## Data for this task

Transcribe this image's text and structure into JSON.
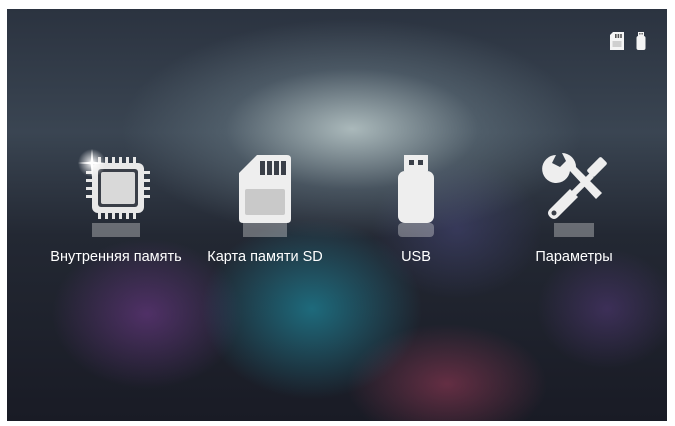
{
  "status_icons": [
    "sd-card-icon",
    "usb-icon"
  ],
  "menu": {
    "items": [
      {
        "label": "Внутренняя память",
        "icon": "memory-chip-icon"
      },
      {
        "label": "Карта памяти SD",
        "icon": "sd-card-icon"
      },
      {
        "label": "USB",
        "icon": "usb-drive-icon"
      },
      {
        "label": "Параметры",
        "icon": "settings-tools-icon"
      }
    ]
  }
}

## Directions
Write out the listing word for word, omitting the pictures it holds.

## Response for this exercise
Transcribe this image's text and structure into JSON.
{
  "status_icons": [
    "sd-card-icon",
    "usb-icon"
  ],
  "menu": {
    "items": [
      {
        "label": "Внутренняя память",
        "icon": "memory-chip-icon"
      },
      {
        "label": "Карта памяти SD",
        "icon": "sd-card-icon"
      },
      {
        "label": "USB",
        "icon": "usb-drive-icon"
      },
      {
        "label": "Параметры",
        "icon": "settings-tools-icon"
      }
    ]
  }
}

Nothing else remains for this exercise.